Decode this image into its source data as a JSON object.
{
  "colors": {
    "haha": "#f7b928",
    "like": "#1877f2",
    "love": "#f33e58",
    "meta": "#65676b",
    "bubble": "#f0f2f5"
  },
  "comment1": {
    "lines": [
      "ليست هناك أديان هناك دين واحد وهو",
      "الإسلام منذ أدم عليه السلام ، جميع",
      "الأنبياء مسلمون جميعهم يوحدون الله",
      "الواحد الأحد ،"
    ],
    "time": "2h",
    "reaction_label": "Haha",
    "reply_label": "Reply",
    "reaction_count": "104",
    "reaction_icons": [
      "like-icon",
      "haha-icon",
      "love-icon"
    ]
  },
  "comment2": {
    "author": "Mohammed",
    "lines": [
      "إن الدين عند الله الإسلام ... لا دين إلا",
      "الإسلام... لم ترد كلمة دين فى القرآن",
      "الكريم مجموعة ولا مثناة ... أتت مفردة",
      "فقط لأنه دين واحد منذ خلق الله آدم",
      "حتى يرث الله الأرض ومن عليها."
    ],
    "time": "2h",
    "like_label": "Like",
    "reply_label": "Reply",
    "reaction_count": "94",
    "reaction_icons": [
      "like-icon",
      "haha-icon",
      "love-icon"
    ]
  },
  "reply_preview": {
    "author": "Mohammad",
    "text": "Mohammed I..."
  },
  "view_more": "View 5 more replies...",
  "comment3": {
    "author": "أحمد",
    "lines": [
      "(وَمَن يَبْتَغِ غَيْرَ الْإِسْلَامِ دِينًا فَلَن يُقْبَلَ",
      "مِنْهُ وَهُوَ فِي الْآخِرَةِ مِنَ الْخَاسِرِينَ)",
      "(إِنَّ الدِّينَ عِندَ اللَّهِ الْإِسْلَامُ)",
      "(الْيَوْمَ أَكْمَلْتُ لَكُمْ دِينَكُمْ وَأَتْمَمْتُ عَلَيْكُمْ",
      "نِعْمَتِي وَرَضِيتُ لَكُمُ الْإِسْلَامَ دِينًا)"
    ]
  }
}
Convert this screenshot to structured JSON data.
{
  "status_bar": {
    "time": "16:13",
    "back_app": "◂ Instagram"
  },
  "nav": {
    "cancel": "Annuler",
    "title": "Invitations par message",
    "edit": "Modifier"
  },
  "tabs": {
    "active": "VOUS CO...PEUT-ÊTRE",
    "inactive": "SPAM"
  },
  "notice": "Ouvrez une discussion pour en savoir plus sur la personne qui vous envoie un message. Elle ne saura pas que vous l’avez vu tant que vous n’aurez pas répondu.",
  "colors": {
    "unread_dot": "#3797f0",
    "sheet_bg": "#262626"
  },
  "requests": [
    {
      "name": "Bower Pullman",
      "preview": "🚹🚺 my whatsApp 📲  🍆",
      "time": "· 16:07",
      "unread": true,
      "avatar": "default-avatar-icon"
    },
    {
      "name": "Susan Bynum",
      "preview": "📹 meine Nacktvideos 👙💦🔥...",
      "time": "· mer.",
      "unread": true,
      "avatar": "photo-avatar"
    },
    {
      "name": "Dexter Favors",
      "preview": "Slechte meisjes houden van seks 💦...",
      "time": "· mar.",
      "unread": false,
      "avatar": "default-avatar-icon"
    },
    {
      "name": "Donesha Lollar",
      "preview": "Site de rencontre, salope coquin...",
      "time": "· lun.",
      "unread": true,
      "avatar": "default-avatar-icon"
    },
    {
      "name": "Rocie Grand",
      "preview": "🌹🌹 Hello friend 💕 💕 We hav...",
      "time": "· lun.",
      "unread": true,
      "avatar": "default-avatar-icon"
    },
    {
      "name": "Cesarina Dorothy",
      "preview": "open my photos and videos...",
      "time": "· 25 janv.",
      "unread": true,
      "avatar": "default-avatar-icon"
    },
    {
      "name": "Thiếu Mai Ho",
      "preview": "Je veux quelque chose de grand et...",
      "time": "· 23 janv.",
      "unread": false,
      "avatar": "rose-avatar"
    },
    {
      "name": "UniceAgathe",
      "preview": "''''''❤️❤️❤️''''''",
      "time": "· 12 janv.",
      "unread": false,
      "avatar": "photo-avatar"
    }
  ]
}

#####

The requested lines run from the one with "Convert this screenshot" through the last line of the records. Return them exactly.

Convert this screenshot to structured JSON data.
{
  "status_bar": {
    "time": "16:13",
    "back_app": "◂ Instagram"
  },
  "nav": {
    "cancel": "Annuler",
    "title": "Invitations par message",
    "edit": "Modifier"
  },
  "tabs": {
    "active": "VOUS CO...PEUT-ÊTRE",
    "inactive": "SPAM"
  },
  "notice": "Ouvrez une discussion pour en savoir plus sur la personne qui vous envoie un message. Elle ne saura pas que vous l’avez vu tant que vous n’aurez pas répondu.",
  "colors": {
    "unread_dot": "#3797f0",
    "sheet_bg": "#262626"
  },
  "requests": [
    {
      "name": "Bower Pullman",
      "preview": "🚹🚺 my whatsApp 📲  🍆",
      "time": "· 16:07",
      "unread": true,
      "avatar": "default-avatar-icon"
    },
    {
      "name": "Susan Bynum",
      "preview": "📹 meine Nacktvideos 👙💦🔥...",
      "time": "· mer.",
      "unread": true,
      "avatar": "photo-avatar"
    },
    {
      "name": "Dexter Favors",
      "preview": "Slechte meisjes houden van seks 💦...",
      "time": "· mar.",
      "unread": false,
      "avatar": "default-avatar-icon"
    },
    {
      "name": "Donesha Lollar",
      "preview": "Site de rencontre, salope coquin...",
      "time": "· lun.",
      "unread": true,
      "avatar": "default-avatar-icon"
    },
    {
      "name": "Rocie Grand",
      "preview": "🌹🌹 Hello friend 💕 💕 We hav...",
      "time": "· lun.",
      "unread": true,
      "avatar": "default-avatar-icon"
    },
    {
      "name": "Cesarina Dorothy",
      "preview": "open my photos and videos...",
      "time": "· 25 janv.",
      "unread": true,
      "avatar": "default-avatar-icon"
    },
    {
      "name": "Thiếu Mai Ho",
      "preview": "Je veux quelque chose de grand et...",
      "time": "· 23 janv.",
      "unread": false,
      "avatar": "rose-avatar"
    },
    {
      "name": "UniceAgathe",
      "preview": "''''''❤️❤️❤️''''''",
      "time": "· 12 janv.",
      "unread": false,
      "avatar": "photo-avatar"
    }
  ]
}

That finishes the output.